CVS held a bit of a health clinic for consumers and investors this morning: Cigarettes, Chief Executive Officer Larry Merlo emphasized, are far unhealthier than saturated fat. He was looking to head off criticism of his company’s recent decision to stop selling tobacco products while keeping junk food and other less-than-wholesome products on its shelves.
“Let’s be clear. You cannot compare a bar of chocolate or a bag of chips to a pack of cigarettes,” Merlo said during a conference call Tuesday, responding to the insinuations of hypocrisy. “Those products, used in moderation, will not harm oneself. The same cannot be said about tobacco. There is no amount of tobacco use that is considered safe.”
CVS also moved to quell fears over how much business it would lose from smokers shopping elsewhere for non-tobacco products. The company estimated it will initially forgo $1.5 billion a year in lost tobacco sales and $500 million in ancillary products that cigarette customers pick up—beef jerky, celebrity magazines, and cheap umbrellas that may or may not break after a single rainstorm, to name a few. The drug store chain is testing what kinds of new products might work well in the 8 to 10 feet of shelf space that will be freed up when it kicks the smoking habit.
But CVS underscored a larger point this morning: Much of its non-pharmacy business is tied up in health care. Why did the company post a slight decline in “front-of-store” purchases? Because the U.S. in the recent quarter didn’t see nearly the outbreak of colds as it did in the year-earlier period.
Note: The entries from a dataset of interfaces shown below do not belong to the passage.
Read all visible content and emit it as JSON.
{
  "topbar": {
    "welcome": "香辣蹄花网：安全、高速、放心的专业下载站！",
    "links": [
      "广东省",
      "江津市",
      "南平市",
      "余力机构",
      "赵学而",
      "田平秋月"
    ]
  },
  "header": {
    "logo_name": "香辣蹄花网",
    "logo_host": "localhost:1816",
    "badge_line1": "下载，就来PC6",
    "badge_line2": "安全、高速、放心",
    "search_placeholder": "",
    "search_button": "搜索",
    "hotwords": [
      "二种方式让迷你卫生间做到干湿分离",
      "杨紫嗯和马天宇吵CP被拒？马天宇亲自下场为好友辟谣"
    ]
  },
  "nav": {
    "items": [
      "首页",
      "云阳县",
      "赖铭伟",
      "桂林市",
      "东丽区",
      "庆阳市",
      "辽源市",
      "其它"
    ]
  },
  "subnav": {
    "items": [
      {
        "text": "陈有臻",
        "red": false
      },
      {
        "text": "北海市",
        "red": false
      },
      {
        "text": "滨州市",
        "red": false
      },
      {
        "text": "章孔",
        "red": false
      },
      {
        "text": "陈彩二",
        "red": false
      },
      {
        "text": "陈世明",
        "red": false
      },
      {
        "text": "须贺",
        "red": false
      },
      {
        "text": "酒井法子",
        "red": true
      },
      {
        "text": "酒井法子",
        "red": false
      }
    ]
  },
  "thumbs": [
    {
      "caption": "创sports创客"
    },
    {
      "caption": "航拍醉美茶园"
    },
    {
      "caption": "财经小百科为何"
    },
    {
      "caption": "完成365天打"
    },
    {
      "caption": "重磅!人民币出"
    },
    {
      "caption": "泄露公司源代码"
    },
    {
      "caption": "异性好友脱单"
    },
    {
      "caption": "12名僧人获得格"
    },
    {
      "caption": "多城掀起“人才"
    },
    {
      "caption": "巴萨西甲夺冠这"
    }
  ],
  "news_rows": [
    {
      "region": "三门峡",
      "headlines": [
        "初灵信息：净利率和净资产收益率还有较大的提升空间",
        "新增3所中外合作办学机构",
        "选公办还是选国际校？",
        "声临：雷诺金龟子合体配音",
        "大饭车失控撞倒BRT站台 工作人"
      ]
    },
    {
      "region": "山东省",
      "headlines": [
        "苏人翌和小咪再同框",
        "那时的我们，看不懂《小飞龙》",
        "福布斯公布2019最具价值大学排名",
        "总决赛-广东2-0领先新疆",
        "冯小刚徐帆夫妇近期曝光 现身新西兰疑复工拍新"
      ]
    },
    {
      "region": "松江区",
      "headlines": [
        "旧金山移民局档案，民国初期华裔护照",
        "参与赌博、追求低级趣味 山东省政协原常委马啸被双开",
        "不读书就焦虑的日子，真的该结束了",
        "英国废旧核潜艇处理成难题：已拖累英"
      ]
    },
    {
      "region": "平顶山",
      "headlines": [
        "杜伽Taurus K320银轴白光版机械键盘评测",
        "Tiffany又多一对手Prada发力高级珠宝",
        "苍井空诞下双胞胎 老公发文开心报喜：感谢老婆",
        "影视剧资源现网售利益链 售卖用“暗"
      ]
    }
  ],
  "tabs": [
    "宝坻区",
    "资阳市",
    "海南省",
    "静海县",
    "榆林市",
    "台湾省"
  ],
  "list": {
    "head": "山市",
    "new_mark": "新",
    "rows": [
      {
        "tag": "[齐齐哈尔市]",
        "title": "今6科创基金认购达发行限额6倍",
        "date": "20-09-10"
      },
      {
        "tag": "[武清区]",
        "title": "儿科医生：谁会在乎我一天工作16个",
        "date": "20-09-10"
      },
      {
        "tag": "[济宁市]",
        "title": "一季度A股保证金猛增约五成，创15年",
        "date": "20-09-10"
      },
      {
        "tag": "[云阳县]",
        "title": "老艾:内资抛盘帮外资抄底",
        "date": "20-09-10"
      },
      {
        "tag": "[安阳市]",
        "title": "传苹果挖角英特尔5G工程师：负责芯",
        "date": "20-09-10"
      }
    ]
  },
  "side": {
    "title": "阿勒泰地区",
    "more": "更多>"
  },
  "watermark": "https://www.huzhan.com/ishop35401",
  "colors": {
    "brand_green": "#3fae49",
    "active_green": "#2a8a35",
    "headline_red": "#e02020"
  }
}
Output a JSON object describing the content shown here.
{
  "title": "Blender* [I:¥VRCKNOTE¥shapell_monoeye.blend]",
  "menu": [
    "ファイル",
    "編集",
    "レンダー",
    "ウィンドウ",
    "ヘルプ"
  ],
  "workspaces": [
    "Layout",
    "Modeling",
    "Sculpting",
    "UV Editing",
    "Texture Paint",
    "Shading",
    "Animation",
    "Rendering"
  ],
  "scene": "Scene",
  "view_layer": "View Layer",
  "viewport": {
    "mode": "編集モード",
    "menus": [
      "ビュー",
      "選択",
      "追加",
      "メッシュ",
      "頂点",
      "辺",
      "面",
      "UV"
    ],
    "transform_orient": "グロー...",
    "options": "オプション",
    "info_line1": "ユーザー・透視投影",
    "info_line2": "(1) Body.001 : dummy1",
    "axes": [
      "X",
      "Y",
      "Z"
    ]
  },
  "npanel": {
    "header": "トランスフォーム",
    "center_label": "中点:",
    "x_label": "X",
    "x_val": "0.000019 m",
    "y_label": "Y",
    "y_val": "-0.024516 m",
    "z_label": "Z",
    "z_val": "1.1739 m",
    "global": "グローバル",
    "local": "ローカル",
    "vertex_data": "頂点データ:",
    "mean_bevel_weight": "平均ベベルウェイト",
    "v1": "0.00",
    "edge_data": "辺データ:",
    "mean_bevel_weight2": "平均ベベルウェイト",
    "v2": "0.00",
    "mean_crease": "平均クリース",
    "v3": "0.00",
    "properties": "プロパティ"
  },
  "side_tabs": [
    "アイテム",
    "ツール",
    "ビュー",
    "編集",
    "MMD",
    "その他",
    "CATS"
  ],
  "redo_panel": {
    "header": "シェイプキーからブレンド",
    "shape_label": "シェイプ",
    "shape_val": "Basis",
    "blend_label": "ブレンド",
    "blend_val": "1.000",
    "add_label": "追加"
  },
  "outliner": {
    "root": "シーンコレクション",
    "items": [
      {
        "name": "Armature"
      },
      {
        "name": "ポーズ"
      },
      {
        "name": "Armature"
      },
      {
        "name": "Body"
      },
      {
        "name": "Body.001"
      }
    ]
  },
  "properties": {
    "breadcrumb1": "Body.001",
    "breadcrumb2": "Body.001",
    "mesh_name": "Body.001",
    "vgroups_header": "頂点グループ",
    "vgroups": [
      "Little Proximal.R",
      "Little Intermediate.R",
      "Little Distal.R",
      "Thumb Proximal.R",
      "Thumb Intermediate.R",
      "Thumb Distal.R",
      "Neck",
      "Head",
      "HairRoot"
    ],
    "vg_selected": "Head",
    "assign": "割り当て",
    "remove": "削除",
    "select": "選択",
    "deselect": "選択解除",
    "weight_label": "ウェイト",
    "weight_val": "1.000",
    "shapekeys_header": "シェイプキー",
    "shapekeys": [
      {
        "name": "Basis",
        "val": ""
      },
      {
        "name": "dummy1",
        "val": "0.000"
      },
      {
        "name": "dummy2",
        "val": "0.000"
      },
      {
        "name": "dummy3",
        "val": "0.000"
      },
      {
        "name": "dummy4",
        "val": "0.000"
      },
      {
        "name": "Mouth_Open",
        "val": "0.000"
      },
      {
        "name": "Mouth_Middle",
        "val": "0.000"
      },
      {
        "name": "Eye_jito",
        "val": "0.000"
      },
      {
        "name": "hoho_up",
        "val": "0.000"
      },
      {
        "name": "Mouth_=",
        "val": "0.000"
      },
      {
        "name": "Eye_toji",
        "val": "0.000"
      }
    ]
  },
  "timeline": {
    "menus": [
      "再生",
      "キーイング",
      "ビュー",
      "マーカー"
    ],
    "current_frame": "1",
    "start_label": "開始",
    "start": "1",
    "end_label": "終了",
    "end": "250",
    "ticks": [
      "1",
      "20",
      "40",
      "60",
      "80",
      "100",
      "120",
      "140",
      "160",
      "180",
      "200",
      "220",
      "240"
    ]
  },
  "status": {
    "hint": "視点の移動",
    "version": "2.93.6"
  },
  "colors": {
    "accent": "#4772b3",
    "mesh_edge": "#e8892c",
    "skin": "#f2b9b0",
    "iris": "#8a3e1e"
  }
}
The entire “cough and cold” business was down about 5 percent, and CVS reported taking a hit due to the flu season’s slow start.
As long as people keeping soldiering into work when they’re under the weather, CVS is going to do just fine without cigarettes.